What is expected: What is needed is the full set of records, word for word, with no pictures.

Data about app and page elements:
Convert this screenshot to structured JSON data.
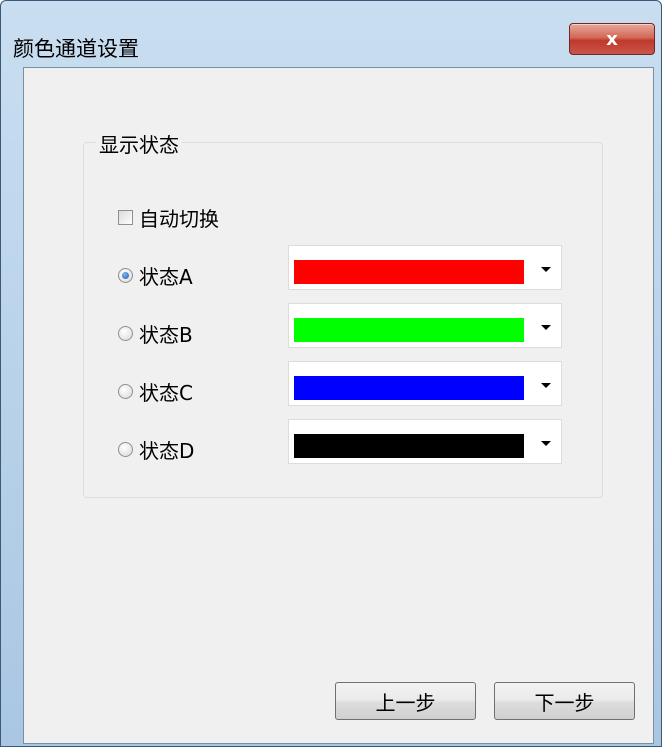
{
  "window": {
    "title": "颜色通道设置",
    "close_label": "x"
  },
  "group": {
    "legend": "显示状态",
    "auto_switch_label": "自动切换",
    "auto_switch_checked": false,
    "states": [
      {
        "label": "状态A",
        "selected": true,
        "color": "#ff0000"
      },
      {
        "label": "状态B",
        "selected": false,
        "color": "#00ff00"
      },
      {
        "label": "状态C",
        "selected": false,
        "color": "#0000ff"
      },
      {
        "label": "状态D",
        "selected": false,
        "color": "#000000"
      }
    ]
  },
  "buttons": {
    "prev": "上一步",
    "next": "下一步"
  }
}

Task result:
Convert this screenshot to structured JSON data.
{
  "window": {
    "title": "颜色通道设置",
    "close_label": "x"
  },
  "group": {
    "legend": "显示状态",
    "auto_switch_label": "自动切换",
    "auto_switch_checked": false,
    "states": [
      {
        "label": "状态A",
        "selected": true,
        "color": "#ff0000"
      },
      {
        "label": "状态B",
        "selected": false,
        "color": "#00ff00"
      },
      {
        "label": "状态C",
        "selected": false,
        "color": "#0000ff"
      },
      {
        "label": "状态D",
        "selected": false,
        "color": "#000000"
      }
    ]
  },
  "buttons": {
    "prev": "上一步",
    "next": "下一步"
  }
}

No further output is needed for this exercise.